Organ donation is generally considered to be a good thing. It gives hope to those who are waiting for a transplant and may otherwise die. Organ donation can also be a lifesaving procedure for the donor, as it is often possible to donate organs while still alive. However, there are some ethical concerns that must be considered when it comes to organ donation.
The most important ethical concern with organ donation is the question of whether or not it is truly voluntary. In order to ensure that organ donation is voluntary, donors must be given all the information about the risks and benefits of organ donation before they make their decision. They should also be given enough time to make their decision and should not feel pressured in any way to donate their organs.
Organ failure patients who are on the verge of death typically survive for at least another ten years after organ transplantation. When someone was cold, blue, and rigid, he or she was said to be dead. Organ transplants cannot be performed once the organs have shut down. In 1968, an ad hoc committee at Harvard Medical School proposed changing the definition of death to allow certain persons with severe neurologic damage to qualify for organ transplantation under the dead donor rule if all brain functions were completely absent.
The new definition of death, known as brain death, is irreversible loss of all functions of the entire brain, including the brain stem. The heart may continue to beat for a short time after brain death due to the blood already in circulation and the action of residual electrical impulses. Once declared dead, patients are kept on mechanical ventilation to maintain oxygenation of their organs until they can be removed.
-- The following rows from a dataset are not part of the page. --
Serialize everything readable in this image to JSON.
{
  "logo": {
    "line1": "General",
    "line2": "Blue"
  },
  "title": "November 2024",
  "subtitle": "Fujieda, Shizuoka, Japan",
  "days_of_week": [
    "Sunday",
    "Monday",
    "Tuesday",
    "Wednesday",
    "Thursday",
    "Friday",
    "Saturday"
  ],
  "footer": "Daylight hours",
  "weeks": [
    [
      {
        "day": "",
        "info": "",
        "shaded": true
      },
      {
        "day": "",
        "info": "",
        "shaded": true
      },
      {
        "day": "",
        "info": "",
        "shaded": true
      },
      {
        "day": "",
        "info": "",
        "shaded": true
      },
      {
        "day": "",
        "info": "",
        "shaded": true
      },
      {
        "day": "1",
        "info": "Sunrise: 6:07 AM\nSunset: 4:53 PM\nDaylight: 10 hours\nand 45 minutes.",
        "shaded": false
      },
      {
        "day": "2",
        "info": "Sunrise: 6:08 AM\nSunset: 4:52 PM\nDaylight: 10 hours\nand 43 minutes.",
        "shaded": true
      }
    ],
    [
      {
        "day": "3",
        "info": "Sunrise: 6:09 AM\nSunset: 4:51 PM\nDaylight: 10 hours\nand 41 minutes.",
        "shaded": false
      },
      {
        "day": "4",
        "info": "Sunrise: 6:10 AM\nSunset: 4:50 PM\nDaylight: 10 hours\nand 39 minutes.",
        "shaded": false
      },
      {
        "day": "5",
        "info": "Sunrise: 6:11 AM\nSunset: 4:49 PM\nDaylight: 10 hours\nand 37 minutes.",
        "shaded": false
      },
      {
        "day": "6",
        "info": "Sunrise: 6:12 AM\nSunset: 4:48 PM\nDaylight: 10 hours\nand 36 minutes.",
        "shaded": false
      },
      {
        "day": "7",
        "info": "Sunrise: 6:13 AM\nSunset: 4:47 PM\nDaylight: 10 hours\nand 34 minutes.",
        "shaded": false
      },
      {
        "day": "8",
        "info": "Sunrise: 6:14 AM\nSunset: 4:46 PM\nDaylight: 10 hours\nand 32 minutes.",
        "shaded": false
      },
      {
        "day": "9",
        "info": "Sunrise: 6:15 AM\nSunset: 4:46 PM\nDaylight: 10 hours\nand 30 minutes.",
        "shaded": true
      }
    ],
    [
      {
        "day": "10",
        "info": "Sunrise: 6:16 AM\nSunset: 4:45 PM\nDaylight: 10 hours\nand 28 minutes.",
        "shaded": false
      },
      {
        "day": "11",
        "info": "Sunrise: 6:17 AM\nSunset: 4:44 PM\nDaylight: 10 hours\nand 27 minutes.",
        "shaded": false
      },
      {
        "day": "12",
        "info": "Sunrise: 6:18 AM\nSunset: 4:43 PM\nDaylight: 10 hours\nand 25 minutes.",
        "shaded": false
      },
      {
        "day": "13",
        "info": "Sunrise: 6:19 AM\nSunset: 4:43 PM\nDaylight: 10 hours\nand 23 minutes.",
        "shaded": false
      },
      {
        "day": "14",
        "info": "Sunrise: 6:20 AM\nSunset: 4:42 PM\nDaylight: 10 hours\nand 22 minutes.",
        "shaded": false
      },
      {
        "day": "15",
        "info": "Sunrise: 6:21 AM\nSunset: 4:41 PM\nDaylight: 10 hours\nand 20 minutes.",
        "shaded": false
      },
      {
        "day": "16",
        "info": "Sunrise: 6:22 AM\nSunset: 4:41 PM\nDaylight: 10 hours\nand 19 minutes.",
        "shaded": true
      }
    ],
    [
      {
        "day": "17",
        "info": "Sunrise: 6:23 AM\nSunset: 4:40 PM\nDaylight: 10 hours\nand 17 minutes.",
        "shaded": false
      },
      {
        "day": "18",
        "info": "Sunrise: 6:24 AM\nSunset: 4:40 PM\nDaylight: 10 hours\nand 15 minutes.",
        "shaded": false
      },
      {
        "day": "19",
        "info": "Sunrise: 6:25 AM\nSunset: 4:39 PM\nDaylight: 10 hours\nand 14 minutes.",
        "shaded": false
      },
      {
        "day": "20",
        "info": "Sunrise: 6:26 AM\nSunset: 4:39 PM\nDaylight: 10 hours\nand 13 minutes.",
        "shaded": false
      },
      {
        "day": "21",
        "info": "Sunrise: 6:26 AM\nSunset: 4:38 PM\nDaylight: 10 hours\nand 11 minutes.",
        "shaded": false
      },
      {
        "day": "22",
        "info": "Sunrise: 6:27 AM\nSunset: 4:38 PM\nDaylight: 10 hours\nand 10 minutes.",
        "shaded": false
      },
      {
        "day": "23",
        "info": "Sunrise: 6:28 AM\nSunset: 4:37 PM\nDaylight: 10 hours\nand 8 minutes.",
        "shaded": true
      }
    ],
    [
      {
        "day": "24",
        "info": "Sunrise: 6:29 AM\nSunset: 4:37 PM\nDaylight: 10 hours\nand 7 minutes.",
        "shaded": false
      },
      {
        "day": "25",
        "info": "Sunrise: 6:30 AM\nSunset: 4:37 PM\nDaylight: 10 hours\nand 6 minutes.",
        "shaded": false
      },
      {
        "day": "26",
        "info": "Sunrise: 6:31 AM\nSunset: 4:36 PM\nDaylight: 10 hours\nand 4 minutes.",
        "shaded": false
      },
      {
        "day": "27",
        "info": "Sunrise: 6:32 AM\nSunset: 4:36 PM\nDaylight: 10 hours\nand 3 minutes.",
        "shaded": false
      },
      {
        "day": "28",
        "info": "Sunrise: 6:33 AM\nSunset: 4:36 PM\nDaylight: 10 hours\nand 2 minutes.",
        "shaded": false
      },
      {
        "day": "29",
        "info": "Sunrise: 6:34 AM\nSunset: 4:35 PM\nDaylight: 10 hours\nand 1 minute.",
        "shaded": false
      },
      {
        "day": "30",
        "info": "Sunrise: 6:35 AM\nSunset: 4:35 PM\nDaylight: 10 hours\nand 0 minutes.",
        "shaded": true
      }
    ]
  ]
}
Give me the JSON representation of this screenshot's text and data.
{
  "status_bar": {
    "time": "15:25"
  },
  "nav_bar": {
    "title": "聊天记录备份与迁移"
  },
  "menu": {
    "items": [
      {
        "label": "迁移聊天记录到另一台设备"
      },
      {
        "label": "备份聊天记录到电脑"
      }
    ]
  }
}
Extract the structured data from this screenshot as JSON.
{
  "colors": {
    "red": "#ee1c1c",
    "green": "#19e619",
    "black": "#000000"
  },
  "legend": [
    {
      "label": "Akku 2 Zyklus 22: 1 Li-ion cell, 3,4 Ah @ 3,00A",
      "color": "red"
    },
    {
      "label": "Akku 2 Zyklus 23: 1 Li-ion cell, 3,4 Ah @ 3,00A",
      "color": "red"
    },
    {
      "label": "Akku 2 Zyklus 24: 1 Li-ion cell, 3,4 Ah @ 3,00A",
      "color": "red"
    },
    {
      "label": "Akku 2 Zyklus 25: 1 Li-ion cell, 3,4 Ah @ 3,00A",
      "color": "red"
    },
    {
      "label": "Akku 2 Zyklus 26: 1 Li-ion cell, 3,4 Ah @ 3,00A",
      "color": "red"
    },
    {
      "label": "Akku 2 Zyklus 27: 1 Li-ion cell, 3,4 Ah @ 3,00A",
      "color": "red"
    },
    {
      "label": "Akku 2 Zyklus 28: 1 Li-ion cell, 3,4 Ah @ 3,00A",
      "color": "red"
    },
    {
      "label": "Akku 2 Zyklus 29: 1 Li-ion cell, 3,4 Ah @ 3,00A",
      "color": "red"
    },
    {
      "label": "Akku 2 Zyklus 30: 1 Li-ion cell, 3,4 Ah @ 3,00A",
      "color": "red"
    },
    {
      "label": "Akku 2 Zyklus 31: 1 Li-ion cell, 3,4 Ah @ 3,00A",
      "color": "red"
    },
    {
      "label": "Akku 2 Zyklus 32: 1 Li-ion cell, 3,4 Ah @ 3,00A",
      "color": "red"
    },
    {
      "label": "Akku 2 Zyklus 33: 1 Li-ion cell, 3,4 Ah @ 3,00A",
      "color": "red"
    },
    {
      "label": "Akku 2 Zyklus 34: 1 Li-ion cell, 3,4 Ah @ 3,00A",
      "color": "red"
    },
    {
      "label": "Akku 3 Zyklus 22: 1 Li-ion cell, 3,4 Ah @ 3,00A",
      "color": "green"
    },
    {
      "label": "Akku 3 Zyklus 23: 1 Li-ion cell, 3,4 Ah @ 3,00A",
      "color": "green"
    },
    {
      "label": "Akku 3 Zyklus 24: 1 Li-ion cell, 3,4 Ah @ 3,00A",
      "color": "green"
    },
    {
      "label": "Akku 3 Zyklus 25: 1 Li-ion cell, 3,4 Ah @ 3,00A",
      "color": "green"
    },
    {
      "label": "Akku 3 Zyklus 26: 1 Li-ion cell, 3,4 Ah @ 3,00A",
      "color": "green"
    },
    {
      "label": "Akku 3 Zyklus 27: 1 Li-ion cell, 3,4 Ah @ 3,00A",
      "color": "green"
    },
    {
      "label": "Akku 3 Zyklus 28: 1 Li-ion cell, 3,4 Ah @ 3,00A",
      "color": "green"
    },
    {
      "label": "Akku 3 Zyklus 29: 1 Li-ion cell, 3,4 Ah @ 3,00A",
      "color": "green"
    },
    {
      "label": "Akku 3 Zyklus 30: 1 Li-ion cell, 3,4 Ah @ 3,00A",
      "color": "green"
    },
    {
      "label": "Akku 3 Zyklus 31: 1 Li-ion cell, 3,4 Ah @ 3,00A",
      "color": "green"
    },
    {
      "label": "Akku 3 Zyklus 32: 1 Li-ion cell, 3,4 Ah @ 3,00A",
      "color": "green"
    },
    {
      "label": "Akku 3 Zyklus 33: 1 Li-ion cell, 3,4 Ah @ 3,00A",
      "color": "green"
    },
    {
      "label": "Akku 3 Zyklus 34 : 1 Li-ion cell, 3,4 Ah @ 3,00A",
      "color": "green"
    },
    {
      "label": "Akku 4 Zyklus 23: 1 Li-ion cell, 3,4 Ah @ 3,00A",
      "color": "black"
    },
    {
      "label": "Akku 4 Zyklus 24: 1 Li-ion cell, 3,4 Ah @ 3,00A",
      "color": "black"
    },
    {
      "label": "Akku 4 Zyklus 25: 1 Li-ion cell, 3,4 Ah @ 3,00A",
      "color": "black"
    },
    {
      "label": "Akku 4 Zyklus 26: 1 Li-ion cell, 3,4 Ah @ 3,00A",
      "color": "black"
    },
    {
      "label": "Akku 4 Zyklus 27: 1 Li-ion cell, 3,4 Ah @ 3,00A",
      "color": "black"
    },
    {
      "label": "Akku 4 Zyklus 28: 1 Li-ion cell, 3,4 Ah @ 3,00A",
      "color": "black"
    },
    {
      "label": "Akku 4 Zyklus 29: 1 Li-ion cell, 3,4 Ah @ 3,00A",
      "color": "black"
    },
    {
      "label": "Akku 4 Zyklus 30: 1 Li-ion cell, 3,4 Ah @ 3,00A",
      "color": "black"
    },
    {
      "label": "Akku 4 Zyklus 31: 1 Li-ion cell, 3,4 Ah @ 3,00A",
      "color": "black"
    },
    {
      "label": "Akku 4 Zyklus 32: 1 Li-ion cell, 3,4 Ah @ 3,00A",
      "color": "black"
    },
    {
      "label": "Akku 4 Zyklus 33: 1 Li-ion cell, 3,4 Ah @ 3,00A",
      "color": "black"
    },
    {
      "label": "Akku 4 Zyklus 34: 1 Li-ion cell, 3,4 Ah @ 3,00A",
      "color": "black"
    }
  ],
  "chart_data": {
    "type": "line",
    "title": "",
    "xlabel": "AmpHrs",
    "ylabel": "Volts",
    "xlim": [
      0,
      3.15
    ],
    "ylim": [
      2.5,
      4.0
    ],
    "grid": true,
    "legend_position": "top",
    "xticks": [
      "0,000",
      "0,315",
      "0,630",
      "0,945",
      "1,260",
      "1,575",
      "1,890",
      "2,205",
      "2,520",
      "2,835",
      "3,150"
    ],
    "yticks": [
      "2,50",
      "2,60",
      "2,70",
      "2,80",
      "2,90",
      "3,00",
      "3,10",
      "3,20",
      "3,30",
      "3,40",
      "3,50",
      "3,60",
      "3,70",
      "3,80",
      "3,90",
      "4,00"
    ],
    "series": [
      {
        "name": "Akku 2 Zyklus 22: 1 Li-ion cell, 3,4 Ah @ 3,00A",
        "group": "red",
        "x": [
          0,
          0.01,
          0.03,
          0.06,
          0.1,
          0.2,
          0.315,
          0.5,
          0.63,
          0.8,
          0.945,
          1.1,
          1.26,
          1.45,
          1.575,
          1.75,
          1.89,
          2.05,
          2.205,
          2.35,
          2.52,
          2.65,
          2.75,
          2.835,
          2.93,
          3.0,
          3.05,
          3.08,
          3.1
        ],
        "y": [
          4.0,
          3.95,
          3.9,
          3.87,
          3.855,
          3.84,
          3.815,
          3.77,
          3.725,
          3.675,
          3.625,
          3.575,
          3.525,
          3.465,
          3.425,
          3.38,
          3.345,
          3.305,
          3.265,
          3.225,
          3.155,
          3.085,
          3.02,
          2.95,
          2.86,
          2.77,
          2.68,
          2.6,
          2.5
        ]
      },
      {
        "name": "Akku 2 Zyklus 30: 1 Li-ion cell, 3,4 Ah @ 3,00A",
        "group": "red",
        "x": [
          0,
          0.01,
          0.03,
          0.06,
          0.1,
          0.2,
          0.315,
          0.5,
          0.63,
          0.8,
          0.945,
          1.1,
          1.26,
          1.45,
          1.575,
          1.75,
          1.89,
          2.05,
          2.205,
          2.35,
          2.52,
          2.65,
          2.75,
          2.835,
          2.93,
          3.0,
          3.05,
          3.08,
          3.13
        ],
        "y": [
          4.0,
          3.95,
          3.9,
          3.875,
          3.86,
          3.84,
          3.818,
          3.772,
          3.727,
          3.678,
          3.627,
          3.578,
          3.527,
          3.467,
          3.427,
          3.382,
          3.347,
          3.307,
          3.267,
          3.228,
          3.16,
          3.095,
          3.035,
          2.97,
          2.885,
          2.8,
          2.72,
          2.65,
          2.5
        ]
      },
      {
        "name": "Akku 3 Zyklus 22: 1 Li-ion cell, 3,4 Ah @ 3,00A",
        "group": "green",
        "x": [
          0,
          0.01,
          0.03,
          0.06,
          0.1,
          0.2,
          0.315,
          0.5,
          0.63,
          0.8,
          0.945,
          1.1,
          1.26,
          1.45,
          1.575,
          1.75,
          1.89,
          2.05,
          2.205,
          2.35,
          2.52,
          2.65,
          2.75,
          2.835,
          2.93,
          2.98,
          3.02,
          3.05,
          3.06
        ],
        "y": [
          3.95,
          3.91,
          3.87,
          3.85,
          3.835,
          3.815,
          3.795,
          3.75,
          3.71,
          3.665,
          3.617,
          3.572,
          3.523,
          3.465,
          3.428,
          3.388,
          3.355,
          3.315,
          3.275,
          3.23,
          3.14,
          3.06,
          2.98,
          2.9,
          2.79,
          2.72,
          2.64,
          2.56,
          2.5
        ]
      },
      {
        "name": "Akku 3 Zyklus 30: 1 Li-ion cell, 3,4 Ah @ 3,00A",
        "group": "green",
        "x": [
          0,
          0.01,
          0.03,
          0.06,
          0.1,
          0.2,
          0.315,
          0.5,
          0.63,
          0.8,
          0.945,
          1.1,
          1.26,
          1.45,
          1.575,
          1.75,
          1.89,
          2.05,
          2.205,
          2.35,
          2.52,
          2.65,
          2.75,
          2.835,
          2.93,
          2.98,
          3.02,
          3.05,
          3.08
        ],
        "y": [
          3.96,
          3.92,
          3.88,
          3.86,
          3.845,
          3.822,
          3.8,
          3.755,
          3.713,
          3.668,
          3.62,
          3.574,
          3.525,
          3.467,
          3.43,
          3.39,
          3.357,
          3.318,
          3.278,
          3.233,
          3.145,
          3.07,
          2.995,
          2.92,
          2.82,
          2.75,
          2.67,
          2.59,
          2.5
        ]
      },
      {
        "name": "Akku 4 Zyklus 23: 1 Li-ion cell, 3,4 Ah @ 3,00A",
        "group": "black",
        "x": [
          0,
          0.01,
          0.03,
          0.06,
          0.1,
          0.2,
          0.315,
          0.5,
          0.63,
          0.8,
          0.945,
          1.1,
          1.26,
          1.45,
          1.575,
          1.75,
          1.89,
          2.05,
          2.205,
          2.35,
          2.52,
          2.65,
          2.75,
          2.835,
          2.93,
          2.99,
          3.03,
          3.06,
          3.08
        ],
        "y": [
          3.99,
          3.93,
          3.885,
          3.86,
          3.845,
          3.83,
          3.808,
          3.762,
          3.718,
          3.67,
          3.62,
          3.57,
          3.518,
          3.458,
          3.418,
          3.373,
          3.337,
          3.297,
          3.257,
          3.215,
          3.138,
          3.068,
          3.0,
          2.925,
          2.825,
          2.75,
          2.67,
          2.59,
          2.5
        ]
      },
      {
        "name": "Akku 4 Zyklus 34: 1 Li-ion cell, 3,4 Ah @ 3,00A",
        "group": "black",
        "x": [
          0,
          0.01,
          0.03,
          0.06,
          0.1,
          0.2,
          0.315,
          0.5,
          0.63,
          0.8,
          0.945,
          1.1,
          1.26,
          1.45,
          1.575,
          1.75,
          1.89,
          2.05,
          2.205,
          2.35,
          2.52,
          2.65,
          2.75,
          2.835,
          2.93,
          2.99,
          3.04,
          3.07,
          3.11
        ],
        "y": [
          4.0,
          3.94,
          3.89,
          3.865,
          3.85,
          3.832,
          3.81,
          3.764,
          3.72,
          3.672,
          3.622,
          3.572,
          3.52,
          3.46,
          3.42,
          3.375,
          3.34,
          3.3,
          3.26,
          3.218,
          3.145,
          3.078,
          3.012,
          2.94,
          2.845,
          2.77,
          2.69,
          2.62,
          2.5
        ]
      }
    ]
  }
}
Organ donation has always been a controversial topic and ethical issues arise when discussing organ donation and transplantation. Organ donors are usually deceased but sometimes living donors donate an organ, such as a kidney, to someone in need. Organ donation is a selfless act that can save another person’s life.
Organ transplantation is a medical procedure in which an organ is transferred from one person to another person’s body. Organ transplantation improves the quality of life for many patients with debilitating organ disease, such as liver cirrhosis or kidney failure.
Some of the ethical issues that arise in organ donation and transplantation include:
1. Determining when someone has died. Organs must be removed quickly after death to maximize their viability, so there is often a tension between respecting the wishes of family members whose loved ones have just passed away, and ensuring timely removal of organs for transplantation so they can be given to patients who may benefit from them.
2. Ensuring that recipients are medically suitable for organ transplantation and will comply with the extensive post-transplant care required after surgery. Organ transplantation is a high-risk procedure, and recipients must be carefully selected to minimize the risks associated with surgery.
3. Ensuring that donors have given their consent freely, without coercion or undue influence from family members or others. Organ donation requires extensive medical testing and counseling to ensure that donors understand the risks involved and are making an informed decision about whether or not to donate their organs.
Despite these ethical issues, organ donation and transplantation can be a lifesaving procedure for many patients in need of a transplant. Organ donors should be honored for their selfless act of saving another person’s life, and recipients should be grateful for this second chance at living a healthy life. Ultimately, organ donation is a complex issue that raises many ethical concerns. However, the potential benefits of organ transplantation for recipients justifies the need to continue to explore ways to improve the process of organ donation and transplantation.